Furthermore, for the mass, poorer segment of the population, food inflation is generally an acute concern – the 'Arab Spring' coincided with a c40% increase in 2010-11 – and this translates into risk for governments facing re-election or attempting to implement structural reforms that challenge vested interests. Recent protests in Tunisia, for example, are as much about frustration with cost of living increases, in the absence of employment growth, as they are about Covid management and corruption.

Countries with both a high proportion of household expenditure on food and a significant net import bill for food include Bangladesh, Pakistan and the Philippines in Asia, Egypt and Nigeria in Africa, and almost all of the Middle East (particularly Jordan and Lebanon).

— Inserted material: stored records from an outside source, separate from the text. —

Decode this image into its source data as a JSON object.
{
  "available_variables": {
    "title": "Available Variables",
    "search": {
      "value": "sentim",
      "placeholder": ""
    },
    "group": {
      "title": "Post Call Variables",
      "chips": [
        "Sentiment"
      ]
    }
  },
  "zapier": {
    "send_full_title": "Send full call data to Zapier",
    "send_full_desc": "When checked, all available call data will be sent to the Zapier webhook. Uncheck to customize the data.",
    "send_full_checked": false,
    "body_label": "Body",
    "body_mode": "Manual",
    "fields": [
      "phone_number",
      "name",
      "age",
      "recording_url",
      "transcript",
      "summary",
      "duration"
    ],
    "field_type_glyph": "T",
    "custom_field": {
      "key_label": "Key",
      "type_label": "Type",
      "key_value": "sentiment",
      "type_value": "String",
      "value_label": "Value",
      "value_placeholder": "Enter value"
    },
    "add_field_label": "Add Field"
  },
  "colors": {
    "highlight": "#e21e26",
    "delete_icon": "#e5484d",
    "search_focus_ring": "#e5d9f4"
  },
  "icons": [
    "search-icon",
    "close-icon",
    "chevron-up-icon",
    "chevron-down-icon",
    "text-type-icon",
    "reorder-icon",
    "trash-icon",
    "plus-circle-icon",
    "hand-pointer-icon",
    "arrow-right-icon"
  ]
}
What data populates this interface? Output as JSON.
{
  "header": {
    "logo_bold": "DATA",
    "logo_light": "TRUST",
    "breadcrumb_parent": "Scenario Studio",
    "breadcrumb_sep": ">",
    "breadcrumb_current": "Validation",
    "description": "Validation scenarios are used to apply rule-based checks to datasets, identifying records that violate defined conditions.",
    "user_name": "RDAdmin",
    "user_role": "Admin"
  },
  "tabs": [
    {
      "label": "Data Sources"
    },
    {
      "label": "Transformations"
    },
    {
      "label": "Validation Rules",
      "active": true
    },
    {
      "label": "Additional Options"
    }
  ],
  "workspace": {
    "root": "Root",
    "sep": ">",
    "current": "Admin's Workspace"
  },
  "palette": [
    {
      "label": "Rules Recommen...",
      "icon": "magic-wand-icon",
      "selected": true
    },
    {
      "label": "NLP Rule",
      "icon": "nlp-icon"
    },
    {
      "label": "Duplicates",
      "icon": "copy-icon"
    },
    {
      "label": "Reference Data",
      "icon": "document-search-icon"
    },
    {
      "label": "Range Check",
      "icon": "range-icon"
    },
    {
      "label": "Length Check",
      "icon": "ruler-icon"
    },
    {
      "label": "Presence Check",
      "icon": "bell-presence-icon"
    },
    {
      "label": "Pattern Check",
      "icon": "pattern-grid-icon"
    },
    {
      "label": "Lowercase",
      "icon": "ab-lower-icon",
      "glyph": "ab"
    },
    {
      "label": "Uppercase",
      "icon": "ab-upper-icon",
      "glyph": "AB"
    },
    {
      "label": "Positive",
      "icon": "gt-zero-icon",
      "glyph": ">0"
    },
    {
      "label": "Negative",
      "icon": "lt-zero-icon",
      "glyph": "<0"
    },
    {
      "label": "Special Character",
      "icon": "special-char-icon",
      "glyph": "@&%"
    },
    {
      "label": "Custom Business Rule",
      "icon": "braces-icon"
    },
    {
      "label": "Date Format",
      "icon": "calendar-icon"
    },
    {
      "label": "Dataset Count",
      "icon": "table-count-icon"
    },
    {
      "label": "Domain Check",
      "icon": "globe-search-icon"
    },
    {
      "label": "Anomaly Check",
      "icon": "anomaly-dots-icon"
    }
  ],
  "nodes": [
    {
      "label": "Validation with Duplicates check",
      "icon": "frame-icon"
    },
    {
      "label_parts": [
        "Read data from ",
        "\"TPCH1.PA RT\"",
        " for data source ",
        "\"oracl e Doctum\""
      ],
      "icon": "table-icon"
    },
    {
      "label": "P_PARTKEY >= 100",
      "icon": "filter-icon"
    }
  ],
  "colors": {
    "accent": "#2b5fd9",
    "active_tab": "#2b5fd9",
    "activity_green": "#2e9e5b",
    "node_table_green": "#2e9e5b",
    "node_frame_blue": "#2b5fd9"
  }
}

Food accounts for a large proportion of household expenditure in countries such as Argentina, Ghana, Ivory Coast, Kazakhstan, Kenya, Morocco and Ukraine but, at the macroeconomic level, this is offset by net exports of food. That, of course, does not mitigate the risk of social unrest from the poorer segments of these countries if the bump in export revenues does not trickle down.

Food exposure in EM

Food security in emerging markets

Emerging market consumption exposure to food prices

Emerging market trade exposure to food prices

Cheapest commodity exporter equity markets

Emerging market trade exposure to food prices

Our Country Index in this context

Exposure to net fuel and food imports are factors incorporated into our EM Country Index, where the weight attached to these factors can be customised.

Related reading

Commodity exposure in EM: Stick or twist, June 2022

Food security in EM in the time of inflation, disruption, and now protectionism, May 2022

Food protectionism and inflation: India's wheat export ban the latest example, May 2022

Indonesia Palm Oil export ban cannot last, April 2022

MENA’s reliance on Russian/Ukrainian wheat imports raises risk of hunger (Curran), March 2022

OPEC+ decision suits Saudi, US, Russia but no oil price relief for importers, June 2022

Dividend protection in EM for hawks: Emerging-Frontier Equity Monthly, August 2022